• Exercise instructions: When you print the records, keep every line identical to the original.

▬▬▬▬▬▬

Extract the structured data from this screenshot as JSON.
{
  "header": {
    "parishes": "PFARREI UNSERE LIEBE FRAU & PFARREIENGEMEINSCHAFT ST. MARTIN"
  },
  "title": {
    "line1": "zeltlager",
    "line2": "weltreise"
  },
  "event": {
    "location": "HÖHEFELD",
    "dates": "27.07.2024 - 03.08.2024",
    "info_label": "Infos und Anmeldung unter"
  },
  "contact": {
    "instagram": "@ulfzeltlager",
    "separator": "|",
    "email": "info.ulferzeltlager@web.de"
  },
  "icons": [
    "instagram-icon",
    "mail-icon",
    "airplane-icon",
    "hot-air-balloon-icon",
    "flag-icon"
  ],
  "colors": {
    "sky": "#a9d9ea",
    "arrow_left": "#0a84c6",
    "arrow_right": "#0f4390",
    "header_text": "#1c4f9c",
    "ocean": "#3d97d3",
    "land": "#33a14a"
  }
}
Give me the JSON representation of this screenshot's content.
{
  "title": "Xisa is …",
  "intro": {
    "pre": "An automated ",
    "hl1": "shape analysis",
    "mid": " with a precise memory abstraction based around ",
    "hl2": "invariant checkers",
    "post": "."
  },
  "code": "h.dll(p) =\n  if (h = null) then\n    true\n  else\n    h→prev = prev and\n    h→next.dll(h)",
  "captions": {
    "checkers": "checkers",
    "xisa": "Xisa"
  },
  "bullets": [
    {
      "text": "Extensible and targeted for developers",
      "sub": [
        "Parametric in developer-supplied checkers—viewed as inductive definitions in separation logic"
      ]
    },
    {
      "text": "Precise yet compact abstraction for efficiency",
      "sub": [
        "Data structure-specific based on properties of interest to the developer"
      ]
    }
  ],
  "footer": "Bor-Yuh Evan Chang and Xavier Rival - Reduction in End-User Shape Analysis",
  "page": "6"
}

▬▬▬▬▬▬

• Answer to the problem:
Extract the structured data from this screenshot as JSON.
{
  "header": {
    "parishes": "PFARREI UNSERE LIEBE FRAU & PFARREIENGEMEINSCHAFT ST. MARTIN"
  },
  "title": {
    "line1": "zeltlager",
    "line2": "weltreise"
  },
  "event": {
    "location": "HÖHEFELD",
    "dates": "27.07.2024 - 03.08.2024",
    "info_label": "Infos und Anmeldung unter"
  },
  "contact": {
    "instagram": "@ulfzeltlager",
    "separator": "|",
    "email": "info.ulferzeltlager@web.de"
  },
  "icons": [
    "instagram-icon",
    "mail-icon",
    "airplane-icon",
    "hot-air-balloon-icon",
    "flag-icon"
  ],
  "colors": {
    "sky": "#a9d9ea",
    "arrow_left": "#0a84c6",
    "arrow_right": "#0f4390",
    "header_text": "#1c4f9c",
    "ocean": "#3d97d3",
    "land": "#33a14a"
  }
}
Give me the JSON representation of this screenshot's content.
{
  "title": "Xisa is …",
  "intro": {
    "pre": "An automated ",
    "hl1": "shape analysis",
    "mid": " with a precise memory abstraction based around ",
    "hl2": "invariant checkers",
    "post": "."
  },
  "code": "h.dll(p) =\n  if (h = null) then\n    true\n  else\n    h→prev = prev and\n    h→next.dll(h)",
  "captions": {
    "checkers": "checkers",
    "xisa": "Xisa"
  },
  "bullets": [
    {
      "text": "Extensible and targeted for developers",
      "sub": [
        "Parametric in developer-supplied checkers—viewed as inductive definitions in separation logic"
      ]
    },
    {
      "text": "Precise yet compact abstraction for efficiency",
      "sub": [
        "Data structure-specific based on properties of interest to the developer"
      ]
    }
  ],
  "footer": "Bor-Yuh Evan Chang and Xavier Rival - Reduction in End-User Shape Analysis",
  "page": "6"
}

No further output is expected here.